24-25 January 2011. IFAD organised an International Conference on “New Directions for Smallholder Agriculture” in Rome, Italy to discuss the future of some 500 million smallholders. In much of Africa and South Asia, small farms still account for the largest share of agricultural output.
The conference was an opportunity to examine various options facing the smallholders; what support can be extended to them and by whom; how far can they really become the engine for sustainable development of developing countries. It was also an opportunity to learn from each other, compare and contrast successes and see what institutional, political and economic support is needed to ensure a better future for the smallholders, within and outside agriculture.
Papers presented at the conference focused on regional diversities and the technical, financial and institutional environments which will determine their future.
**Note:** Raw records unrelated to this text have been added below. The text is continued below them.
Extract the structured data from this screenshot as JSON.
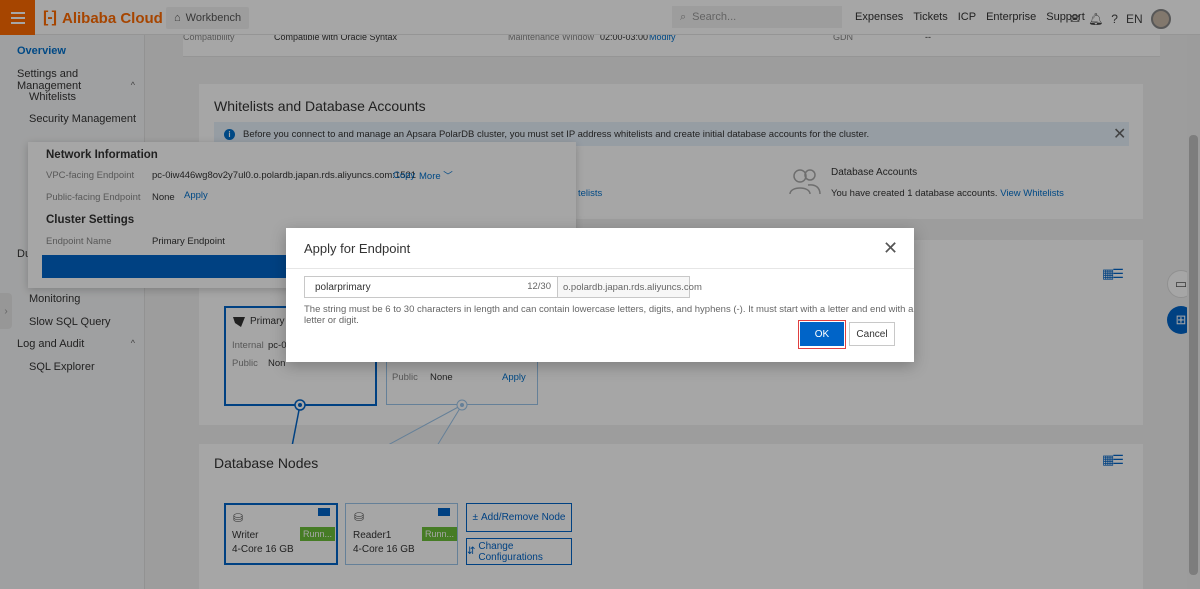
{
  "topbar": {
    "brand": "Alibaba Cloud",
    "workbench": "Workbench",
    "search_placeholder": "Search...",
    "nav": [
      "Expenses",
      "Tickets",
      "ICP",
      "Enterprise",
      "Support"
    ],
    "lang": "EN"
  },
  "sidebar": {
    "overview": "Overview",
    "settings_group": "Settings and Management",
    "whitelists": "Whitelists",
    "security": "Security Management",
    "du": "Du",
    "monitoring": "Monitoring",
    "slow_sql": "Slow SQL Query",
    "log_group": "Log and Audit",
    "sql_explorer": "SQL Explorer"
  },
  "strip": {
    "compat_label": "Compatibility",
    "compat_value": "Compatible with Oracle Syntax",
    "maint_label": "Maintenance Window",
    "maint_value": "02:00-03:00",
    "maint_link": "Modify",
    "gdn_label": "GDN",
    "gdn_value": "--"
  },
  "whitelists": {
    "title": "Whitelists and Database Accounts",
    "info": "Before you connect to and manage an Apsara PolarDB cluster, you must set IP address whitelists and create initial database accounts for the cluster.",
    "partial_link": "telists",
    "accounts_title": "Database Accounts",
    "accounts_text": "You have created 1 database accounts.",
    "accounts_link": "View Whitelists"
  },
  "popover": {
    "network_title": "Network Information",
    "vpc_label": "VPC-facing Endpoint",
    "vpc_value": "pc-0iw446wg8ov2y7ul0.o.polardb.japan.rds.aliyuncs.com:1521",
    "copy": "Copy",
    "more": "More",
    "public_label": "Public-facing Endpoint",
    "public_value": "None",
    "public_apply": "Apply",
    "cluster_title": "Cluster Settings",
    "endpoint_label": "Endpoint Name",
    "endpoint_value": "Primary Endpoint"
  },
  "diagram": {
    "primary_title": "Primary E",
    "internal_label": "Internal",
    "internal_value": "pc-0",
    "public_label": "Public",
    "public_value": "Non",
    "second_public_label": "Public",
    "second_public_value": "None",
    "second_apply": "Apply"
  },
  "nodes": {
    "title": "Database Nodes",
    "writer_name": "Writer",
    "writer_spec": "4-Core 16 GB",
    "writer_status": "Runn...",
    "reader_name": "Reader1",
    "reader_spec": "4-Core 16 GB",
    "reader_status": "Runn...",
    "add_remove": "Add/Remove Node",
    "change_config": "Change Configurations"
  },
  "modal": {
    "title": "Apply for Endpoint",
    "input_value": "polarprimary",
    "counter": "12/30",
    "suffix": "o.polardb.japan.rds.aliyuncs.com",
    "hint": "The string must be 6 to 30 characters in length and can contain lowercase letters, digits, and hyphens (-). It must start with a letter and end with a letter or digit.",
    "ok": "OK",
    "cancel": "Cancel"
  },
  "colors": {
    "brand": "#ff6a00",
    "primary": "#0064c8",
    "running": "#6cbf3a",
    "highlight": "#e04040"
  }
}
Will the smallholders survive in the future in the way we envisage today? What should be the new directions if they are to change to accommodate changing global environment?
Some interesting background papers:
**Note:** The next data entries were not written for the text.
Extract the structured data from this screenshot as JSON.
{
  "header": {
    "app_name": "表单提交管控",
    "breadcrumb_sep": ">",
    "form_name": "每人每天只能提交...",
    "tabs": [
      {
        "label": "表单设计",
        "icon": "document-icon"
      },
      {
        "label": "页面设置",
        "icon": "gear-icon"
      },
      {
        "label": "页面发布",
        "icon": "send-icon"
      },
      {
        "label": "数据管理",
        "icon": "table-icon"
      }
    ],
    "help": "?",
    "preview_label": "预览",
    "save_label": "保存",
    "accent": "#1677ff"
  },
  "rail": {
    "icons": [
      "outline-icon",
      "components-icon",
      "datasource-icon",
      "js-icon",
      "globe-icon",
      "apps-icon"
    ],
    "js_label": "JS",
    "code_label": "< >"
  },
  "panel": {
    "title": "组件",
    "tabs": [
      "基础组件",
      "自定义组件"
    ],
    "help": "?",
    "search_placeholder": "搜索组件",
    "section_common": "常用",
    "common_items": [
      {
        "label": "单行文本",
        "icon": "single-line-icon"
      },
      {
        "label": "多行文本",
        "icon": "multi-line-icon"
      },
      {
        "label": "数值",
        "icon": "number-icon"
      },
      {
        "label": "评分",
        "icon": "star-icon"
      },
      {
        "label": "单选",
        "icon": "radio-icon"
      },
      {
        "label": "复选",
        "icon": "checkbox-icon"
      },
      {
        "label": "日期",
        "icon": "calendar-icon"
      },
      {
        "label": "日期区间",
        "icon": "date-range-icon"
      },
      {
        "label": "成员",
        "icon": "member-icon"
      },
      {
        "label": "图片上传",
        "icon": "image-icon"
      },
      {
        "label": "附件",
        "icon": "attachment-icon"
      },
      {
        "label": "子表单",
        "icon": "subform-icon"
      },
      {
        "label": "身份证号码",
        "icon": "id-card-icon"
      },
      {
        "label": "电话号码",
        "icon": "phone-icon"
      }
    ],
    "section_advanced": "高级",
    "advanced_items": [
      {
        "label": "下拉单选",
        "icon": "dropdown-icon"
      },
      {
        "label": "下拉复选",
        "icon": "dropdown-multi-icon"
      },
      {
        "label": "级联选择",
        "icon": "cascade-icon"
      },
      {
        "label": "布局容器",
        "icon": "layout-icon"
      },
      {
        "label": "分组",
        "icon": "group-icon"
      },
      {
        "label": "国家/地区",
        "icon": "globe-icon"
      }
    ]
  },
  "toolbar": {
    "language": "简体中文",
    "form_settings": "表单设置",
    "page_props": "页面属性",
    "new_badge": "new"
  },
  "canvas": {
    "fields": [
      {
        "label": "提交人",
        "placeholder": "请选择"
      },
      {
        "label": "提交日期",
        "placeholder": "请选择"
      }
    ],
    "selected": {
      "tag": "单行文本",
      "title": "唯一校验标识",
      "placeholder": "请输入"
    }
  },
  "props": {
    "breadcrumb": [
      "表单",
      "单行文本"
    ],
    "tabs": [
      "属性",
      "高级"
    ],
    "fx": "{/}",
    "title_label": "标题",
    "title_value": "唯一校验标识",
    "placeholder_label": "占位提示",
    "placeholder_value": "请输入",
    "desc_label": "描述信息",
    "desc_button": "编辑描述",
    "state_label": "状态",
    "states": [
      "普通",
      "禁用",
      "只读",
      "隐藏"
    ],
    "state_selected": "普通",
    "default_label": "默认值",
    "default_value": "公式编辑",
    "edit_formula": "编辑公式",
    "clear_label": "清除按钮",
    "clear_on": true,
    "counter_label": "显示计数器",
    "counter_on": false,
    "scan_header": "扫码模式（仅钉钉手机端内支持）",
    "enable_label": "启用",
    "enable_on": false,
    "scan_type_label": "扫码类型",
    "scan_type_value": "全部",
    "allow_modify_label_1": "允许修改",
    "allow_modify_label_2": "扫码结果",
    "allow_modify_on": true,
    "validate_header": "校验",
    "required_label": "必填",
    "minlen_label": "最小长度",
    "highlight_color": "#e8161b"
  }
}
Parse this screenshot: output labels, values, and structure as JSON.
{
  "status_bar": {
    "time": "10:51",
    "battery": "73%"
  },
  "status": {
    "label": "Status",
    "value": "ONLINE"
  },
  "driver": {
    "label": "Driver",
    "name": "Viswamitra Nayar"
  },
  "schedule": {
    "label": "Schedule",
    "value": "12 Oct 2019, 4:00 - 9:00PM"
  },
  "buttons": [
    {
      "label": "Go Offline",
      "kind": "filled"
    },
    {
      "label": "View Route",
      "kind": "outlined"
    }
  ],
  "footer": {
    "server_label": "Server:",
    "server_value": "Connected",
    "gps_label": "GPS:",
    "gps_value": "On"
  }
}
- Financing smallholder farmers and rural entrepreneurs in the Near East and North Africa by Thierry Mahieux, Omer Zafar, and Mylène Kherallah
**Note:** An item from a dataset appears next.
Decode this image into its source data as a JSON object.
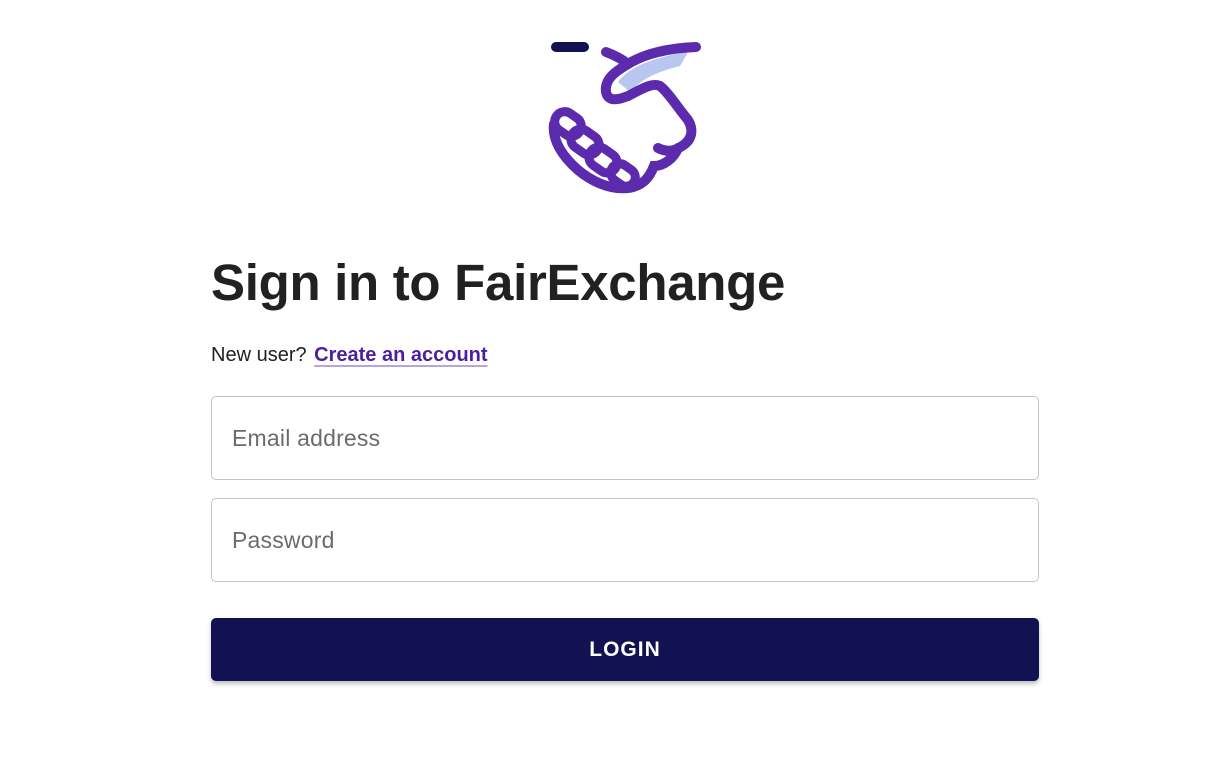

- Sub-Saharan Africa: The state of smallholders in agriculture by Geoffrey Livingston, Steven Schonberger and Sara Delaney
- The Ethiopian experience on micro insurance by Nahu-Senaye Araya, CEO, Nyala Insurances
New realities, new challenges:
new opportunities for tomorrow's generation
The Rural Poverty Report 2011 provides a coherent and comprehensive look at rural poverty, its global consequences and the prospects for eradicating it.
Released on 6 December 2010, the report contains updated estimates by IFAD regarding how many rural poor people there are in the developing world, poverty rates in rural areas, and the percentage of poor people residing in rural areas.
Download the report
Electronic version (3.9MB)
Print version (5.0MB)